[PROVIDED ENTRIES — start]
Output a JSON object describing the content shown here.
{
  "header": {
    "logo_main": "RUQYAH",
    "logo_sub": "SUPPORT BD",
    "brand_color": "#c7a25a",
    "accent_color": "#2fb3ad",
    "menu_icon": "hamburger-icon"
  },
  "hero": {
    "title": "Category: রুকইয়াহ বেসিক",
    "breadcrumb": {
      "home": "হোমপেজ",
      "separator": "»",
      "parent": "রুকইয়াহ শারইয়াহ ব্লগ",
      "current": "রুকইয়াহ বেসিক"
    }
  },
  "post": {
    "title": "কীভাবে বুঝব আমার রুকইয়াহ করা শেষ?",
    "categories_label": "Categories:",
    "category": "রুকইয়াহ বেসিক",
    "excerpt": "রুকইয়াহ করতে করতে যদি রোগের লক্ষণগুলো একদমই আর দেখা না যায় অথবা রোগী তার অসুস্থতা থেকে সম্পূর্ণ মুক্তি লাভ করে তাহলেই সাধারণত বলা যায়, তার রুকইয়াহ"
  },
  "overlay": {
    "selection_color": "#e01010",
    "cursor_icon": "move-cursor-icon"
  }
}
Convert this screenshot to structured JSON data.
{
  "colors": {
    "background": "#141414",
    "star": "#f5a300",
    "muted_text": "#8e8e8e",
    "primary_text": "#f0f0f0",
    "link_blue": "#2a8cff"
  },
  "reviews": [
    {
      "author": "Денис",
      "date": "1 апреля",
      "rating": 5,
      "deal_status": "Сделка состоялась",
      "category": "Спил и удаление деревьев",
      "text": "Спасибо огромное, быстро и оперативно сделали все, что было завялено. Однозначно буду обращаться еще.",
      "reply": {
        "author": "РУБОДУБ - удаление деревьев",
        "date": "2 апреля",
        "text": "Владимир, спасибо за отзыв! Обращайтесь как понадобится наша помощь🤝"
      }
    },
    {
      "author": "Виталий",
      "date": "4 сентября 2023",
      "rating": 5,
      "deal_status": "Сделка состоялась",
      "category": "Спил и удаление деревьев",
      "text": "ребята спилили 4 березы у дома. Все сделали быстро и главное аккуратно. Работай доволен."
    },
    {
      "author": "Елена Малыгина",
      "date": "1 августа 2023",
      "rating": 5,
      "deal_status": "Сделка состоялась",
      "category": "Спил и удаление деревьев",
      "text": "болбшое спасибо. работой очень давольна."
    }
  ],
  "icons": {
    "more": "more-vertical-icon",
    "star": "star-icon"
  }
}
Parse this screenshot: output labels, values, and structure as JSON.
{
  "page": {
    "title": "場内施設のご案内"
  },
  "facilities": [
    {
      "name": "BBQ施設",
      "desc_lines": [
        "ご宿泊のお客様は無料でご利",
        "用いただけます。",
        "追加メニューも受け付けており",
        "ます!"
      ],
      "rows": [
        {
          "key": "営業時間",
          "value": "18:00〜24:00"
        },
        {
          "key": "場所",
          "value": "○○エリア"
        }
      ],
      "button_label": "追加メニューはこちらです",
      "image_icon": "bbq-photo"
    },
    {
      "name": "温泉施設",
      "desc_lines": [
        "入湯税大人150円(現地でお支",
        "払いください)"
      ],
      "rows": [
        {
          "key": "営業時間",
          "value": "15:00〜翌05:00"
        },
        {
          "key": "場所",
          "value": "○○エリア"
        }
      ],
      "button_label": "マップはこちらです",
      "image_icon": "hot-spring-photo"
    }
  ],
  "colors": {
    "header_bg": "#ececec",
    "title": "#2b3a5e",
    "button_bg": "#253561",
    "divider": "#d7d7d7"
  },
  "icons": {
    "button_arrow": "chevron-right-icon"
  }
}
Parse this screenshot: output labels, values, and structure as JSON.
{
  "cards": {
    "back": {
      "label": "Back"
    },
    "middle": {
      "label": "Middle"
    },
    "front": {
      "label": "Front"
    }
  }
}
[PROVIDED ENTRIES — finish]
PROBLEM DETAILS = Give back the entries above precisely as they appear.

ANSWER BELOW =
Output a JSON object describing the content shown here.
{
  "header": {
    "logo_main": "RUQYAH",
    "logo_sub": "SUPPORT BD",
    "brand_color": "#c7a25a",
    "accent_color": "#2fb3ad",
    "menu_icon": "hamburger-icon"
  },
  "hero": {
    "title": "Category: রুকইয়াহ বেসিক",
    "breadcrumb": {
      "home": "হোমপেজ",
      "separator": "»",
      "parent": "রুকইয়াহ শারইয়াহ ব্লগ",
      "current": "রুকইয়াহ বেসিক"
    }
  },
  "post": {
    "title": "কীভাবে বুঝব আমার রুকইয়াহ করা শেষ?",
    "categories_label": "Categories:",
    "category": "রুকইয়াহ বেসিক",
    "excerpt": "রুকইয়াহ করতে করতে যদি রোগের লক্ষণগুলো একদমই আর দেখা না যায় অথবা রোগী তার অসুস্থতা থেকে সম্পূর্ণ মুক্তি লাভ করে তাহলেই সাধারণত বলা যায়, তার রুকইয়াহ"
  },
  "overlay": {
    "selection_color": "#e01010",
    "cursor_icon": "move-cursor-icon"
  }
}
Convert this screenshot to structured JSON data.
{
  "colors": {
    "background": "#141414",
    "star": "#f5a300",
    "muted_text": "#8e8e8e",
    "primary_text": "#f0f0f0",
    "link_blue": "#2a8cff"
  },
  "reviews": [
    {
      "author": "Денис",
      "date": "1 апреля",
      "rating": 5,
      "deal_status": "Сделка состоялась",
      "category": "Спил и удаление деревьев",
      "text": "Спасибо огромное, быстро и оперативно сделали все, что было завялено. Однозначно буду обращаться еще.",
      "reply": {
        "author": "РУБОДУБ - удаление деревьев",
        "date": "2 апреля",
        "text": "Владимир, спасибо за отзыв! Обращайтесь как понадобится наша помощь🤝"
      }
    },
    {
      "author": "Виталий",
      "date": "4 сентября 2023",
      "rating": 5,
      "deal_status": "Сделка состоялась",
      "category": "Спил и удаление деревьев",
      "text": "ребята спилили 4 березы у дома. Все сделали быстро и главное аккуратно. Работай доволен."
    },
    {
      "author": "Елена Малыгина",
      "date": "1 августа 2023",
      "rating": 5,
      "deal_status": "Сделка состоялась",
      "category": "Спил и удаление деревьев",
      "text": "болбшое спасибо. работой очень давольна."
    }
  ],
  "icons": {
    "more": "more-vertical-icon",
    "star": "star-icon"
  }
}
Parse this screenshot: output labels, values, and structure as JSON.
{
  "page": {
    "title": "場内施設のご案内"
  },
  "facilities": [
    {
      "name": "BBQ施設",
      "desc_lines": [
        "ご宿泊のお客様は無料でご利",
        "用いただけます。",
        "追加メニューも受け付けており",
        "ます!"
      ],
      "rows": [
        {
          "key": "営業時間",
          "value": "18:00〜24:00"
        },
        {
          "key": "場所",
          "value": "○○エリア"
        }
      ],
      "button_label": "追加メニューはこちらです",
      "image_icon": "bbq-photo"
    },
    {
      "name": "温泉施設",
      "desc_lines": [
        "入湯税大人150円(現地でお支",
        "払いください)"
      ],
      "rows": [
        {
          "key": "営業時間",
          "value": "15:00〜翌05:00"
        },
        {
          "key": "場所",
          "value": "○○エリア"
        }
      ],
      "button_label": "マップはこちらです",
      "image_icon": "hot-spring-photo"
    }
  ],
  "colors": {
    "header_bg": "#ececec",
    "title": "#2b3a5e",
    "button_bg": "#253561",
    "divider": "#d7d7d7"
  },
  "icons": {
    "button_arrow": "chevron-right-icon"
  }
}
Parse this screenshot: output labels, values, and structure as JSON.
{
  "cards": {
    "back": {
      "label": "Back"
    },
    "middle": {
      "label": "Middle"
    },
    "front": {
      "label": "Front"
    }
  }
}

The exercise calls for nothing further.